Copy out all the data, word for word.

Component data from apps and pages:
________________

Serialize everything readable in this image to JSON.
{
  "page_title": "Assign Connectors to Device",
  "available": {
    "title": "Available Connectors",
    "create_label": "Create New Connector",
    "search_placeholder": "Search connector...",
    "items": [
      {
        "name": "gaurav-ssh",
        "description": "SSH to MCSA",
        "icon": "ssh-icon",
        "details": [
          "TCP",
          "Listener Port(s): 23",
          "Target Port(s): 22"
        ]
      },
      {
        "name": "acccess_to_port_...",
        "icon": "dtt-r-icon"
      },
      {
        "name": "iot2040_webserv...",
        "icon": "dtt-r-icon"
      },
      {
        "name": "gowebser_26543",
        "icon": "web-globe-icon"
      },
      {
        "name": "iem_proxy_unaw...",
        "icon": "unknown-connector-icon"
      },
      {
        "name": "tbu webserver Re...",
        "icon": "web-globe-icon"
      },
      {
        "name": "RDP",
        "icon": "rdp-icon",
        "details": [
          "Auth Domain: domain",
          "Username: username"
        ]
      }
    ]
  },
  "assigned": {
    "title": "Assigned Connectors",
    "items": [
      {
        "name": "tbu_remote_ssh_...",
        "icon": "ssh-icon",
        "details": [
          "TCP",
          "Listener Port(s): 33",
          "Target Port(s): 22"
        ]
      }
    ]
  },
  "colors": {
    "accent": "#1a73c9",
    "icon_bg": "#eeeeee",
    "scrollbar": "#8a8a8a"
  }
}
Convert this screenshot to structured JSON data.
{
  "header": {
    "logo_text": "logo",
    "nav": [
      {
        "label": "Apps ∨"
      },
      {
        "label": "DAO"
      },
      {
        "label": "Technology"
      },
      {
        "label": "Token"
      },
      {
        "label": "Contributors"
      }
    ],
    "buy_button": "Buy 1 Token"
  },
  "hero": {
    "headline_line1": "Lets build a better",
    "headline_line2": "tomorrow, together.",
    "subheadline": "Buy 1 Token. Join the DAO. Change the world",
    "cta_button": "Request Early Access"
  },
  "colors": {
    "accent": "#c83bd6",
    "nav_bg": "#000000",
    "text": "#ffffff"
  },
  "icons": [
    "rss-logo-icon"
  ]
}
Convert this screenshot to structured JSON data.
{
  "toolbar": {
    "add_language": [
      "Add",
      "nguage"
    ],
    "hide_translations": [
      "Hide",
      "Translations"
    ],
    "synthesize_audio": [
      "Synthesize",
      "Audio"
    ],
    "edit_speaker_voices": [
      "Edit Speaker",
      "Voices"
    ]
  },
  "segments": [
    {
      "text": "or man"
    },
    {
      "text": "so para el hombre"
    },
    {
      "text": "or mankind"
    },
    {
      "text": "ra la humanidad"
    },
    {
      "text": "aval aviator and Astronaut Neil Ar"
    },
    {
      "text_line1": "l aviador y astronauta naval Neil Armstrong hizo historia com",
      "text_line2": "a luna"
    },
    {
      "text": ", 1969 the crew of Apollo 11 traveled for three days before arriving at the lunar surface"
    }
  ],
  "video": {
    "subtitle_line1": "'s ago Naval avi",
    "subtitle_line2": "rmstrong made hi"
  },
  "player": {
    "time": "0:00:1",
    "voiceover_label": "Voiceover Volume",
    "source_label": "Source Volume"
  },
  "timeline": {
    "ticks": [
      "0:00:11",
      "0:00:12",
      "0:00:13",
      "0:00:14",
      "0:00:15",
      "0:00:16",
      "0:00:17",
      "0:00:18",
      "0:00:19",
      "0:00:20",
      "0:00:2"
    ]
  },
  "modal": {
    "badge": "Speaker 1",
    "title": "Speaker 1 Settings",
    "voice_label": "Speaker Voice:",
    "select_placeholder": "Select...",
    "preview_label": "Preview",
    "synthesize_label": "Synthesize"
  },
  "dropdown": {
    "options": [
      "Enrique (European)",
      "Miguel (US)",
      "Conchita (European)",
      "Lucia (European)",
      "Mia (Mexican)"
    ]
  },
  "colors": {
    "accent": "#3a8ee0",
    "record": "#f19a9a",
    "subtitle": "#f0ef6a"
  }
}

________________

## Output for this exercise
Serialize everything readable in this image to JSON.
{
  "page_title": "Assign Connectors to Device",
  "available": {
    "title": "Available Connectors",
    "create_label": "Create New Connector",
    "search_placeholder": "Search connector...",
    "items": [
      {
        "name": "gaurav-ssh",
        "description": "SSH to MCSA",
        "icon": "ssh-icon",
        "details": [
          "TCP",
          "Listener Port(s): 23",
          "Target Port(s): 22"
        ]
      },
      {
        "name": "acccess_to_port_...",
        "icon": "dtt-r-icon"
      },
      {
        "name": "iot2040_webserv...",
        "icon": "dtt-r-icon"
      },
      {
        "name": "gowebser_26543",
        "icon": "web-globe-icon"
      },
      {
        "name": "iem_proxy_unaw...",
        "icon": "unknown-connector-icon"
      },
      {
        "name": "tbu webserver Re...",
        "icon": "web-globe-icon"
      },
      {
        "name": "RDP",
        "icon": "rdp-icon",
        "details": [
          "Auth Domain: domain",
          "Username: username"
        ]
      }
    ]
  },
  "assigned": {
    "title": "Assigned Connectors",
    "items": [
      {
        "name": "tbu_remote_ssh_...",
        "icon": "ssh-icon",
        "details": [
          "TCP",
          "Listener Port(s): 33",
          "Target Port(s): 22"
        ]
      }
    ]
  },
  "colors": {
    "accent": "#1a73c9",
    "icon_bg": "#eeeeee",
    "scrollbar": "#8a8a8a"
  }
}
Convert this screenshot to structured JSON data.
{
  "header": {
    "logo_text": "logo",
    "nav": [
      {
        "label": "Apps ∨"
      },
      {
        "label": "DAO"
      },
      {
        "label": "Technology"
      },
      {
        "label": "Token"
      },
      {
        "label": "Contributors"
      }
    ],
    "buy_button": "Buy 1 Token"
  },
  "hero": {
    "headline_line1": "Lets build a better",
    "headline_line2": "tomorrow, together.",
    "subheadline": "Buy 1 Token. Join the DAO. Change the world",
    "cta_button": "Request Early Access"
  },
  "colors": {
    "accent": "#c83bd6",
    "nav_bg": "#000000",
    "text": "#ffffff"
  },
  "icons": [
    "rss-logo-icon"
  ]
}
Convert this screenshot to structured JSON data.
{
  "toolbar": {
    "add_language": [
      "Add",
      "nguage"
    ],
    "hide_translations": [
      "Hide",
      "Translations"
    ],
    "synthesize_audio": [
      "Synthesize",
      "Audio"
    ],
    "edit_speaker_voices": [
      "Edit Speaker",
      "Voices"
    ]
  },
  "segments": [
    {
      "text": "or man"
    },
    {
      "text": "so para el hombre"
    },
    {
      "text": "or mankind"
    },
    {
      "text": "ra la humanidad"
    },
    {
      "text": "aval aviator and Astronaut Neil Ar"
    },
    {
      "text_line1": "l aviador y astronauta naval Neil Armstrong hizo historia com",
      "text_line2": "a luna"
    },
    {
      "text": ", 1969 the crew of Apollo 11 traveled for three days before arriving at the lunar surface"
    }
  ],
  "video": {
    "subtitle_line1": "'s ago Naval avi",
    "subtitle_line2": "rmstrong made hi"
  },
  "player": {
    "time": "0:00:1",
    "voiceover_label": "Voiceover Volume",
    "source_label": "Source Volume"
  },
  "timeline": {
    "ticks": [
      "0:00:11",
      "0:00:12",
      "0:00:13",
      "0:00:14",
      "0:00:15",
      "0:00:16",
      "0:00:17",
      "0:00:18",
      "0:00:19",
      "0:00:20",
      "0:00:2"
    ]
  },
  "modal": {
    "badge": "Speaker 1",
    "title": "Speaker 1 Settings",
    "voice_label": "Speaker Voice:",
    "select_placeholder": "Select...",
    "preview_label": "Preview",
    "synthesize_label": "Synthesize"
  },
  "dropdown": {
    "options": [
      "Enrique (European)",
      "Miguel (US)",
      "Conchita (European)",
      "Lucia (European)",
      "Mia (Mexican)"
    ]
  },
  "colors": {
    "accent": "#3a8ee0",
    "record": "#f19a9a",
    "subtitle": "#f0ef6a"
  }
}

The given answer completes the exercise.